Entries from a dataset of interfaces
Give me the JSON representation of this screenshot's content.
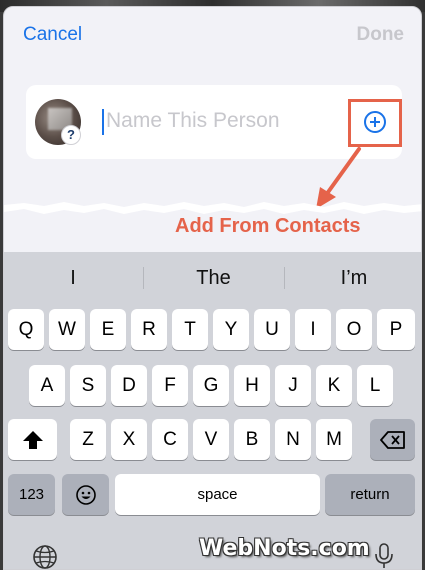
{
  "nav": {
    "cancel_label": "Cancel",
    "done_label": "Done"
  },
  "name_field": {
    "placeholder": "Name This Person",
    "value": ""
  },
  "avatar": {
    "badge": "?"
  },
  "add_contact": {
    "icon": "plus-circle-icon"
  },
  "annotation": {
    "label": "Add From Contacts",
    "color": "#e5634a"
  },
  "keyboard": {
    "suggestions": [
      "I",
      "The",
      "I’m"
    ],
    "row1": [
      "Q",
      "W",
      "E",
      "R",
      "T",
      "Y",
      "U",
      "I",
      "O",
      "P"
    ],
    "row2": [
      "A",
      "S",
      "D",
      "F",
      "G",
      "H",
      "J",
      "K",
      "L"
    ],
    "row3": [
      "Z",
      "X",
      "C",
      "V",
      "B",
      "N",
      "M"
    ],
    "numbers_label": "123",
    "space_label": "space",
    "return_label": "return",
    "shift_icon": "shift-icon",
    "delete_icon": "delete-icon",
    "emoji_icon": "emoji-icon",
    "globe_icon": "globe-icon",
    "mic_icon": "microphone-icon"
  },
  "watermark": {
    "text": "WebNots.com"
  }
}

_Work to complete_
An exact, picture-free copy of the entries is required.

_Output of the task_
Give me the JSON representation of this screenshot's content.
{
  "nav": {
    "cancel_label": "Cancel",
    "done_label": "Done"
  },
  "name_field": {
    "placeholder": "Name This Person",
    "value": ""
  },
  "avatar": {
    "badge": "?"
  },
  "add_contact": {
    "icon": "plus-circle-icon"
  },
  "annotation": {
    "label": "Add From Contacts",
    "color": "#e5634a"
  },
  "keyboard": {
    "suggestions": [
      "I",
      "The",
      "I’m"
    ],
    "row1": [
      "Q",
      "W",
      "E",
      "R",
      "T",
      "Y",
      "U",
      "I",
      "O",
      "P"
    ],
    "row2": [
      "A",
      "S",
      "D",
      "F",
      "G",
      "H",
      "J",
      "K",
      "L"
    ],
    "row3": [
      "Z",
      "X",
      "C",
      "V",
      "B",
      "N",
      "M"
    ],
    "numbers_label": "123",
    "space_label": "space",
    "return_label": "return",
    "shift_icon": "shift-icon",
    "delete_icon": "delete-icon",
    "emoji_icon": "emoji-icon",
    "globe_icon": "globe-icon",
    "mic_icon": "microphone-icon"
  },
  "watermark": {
    "text": "WebNots.com"
  }
}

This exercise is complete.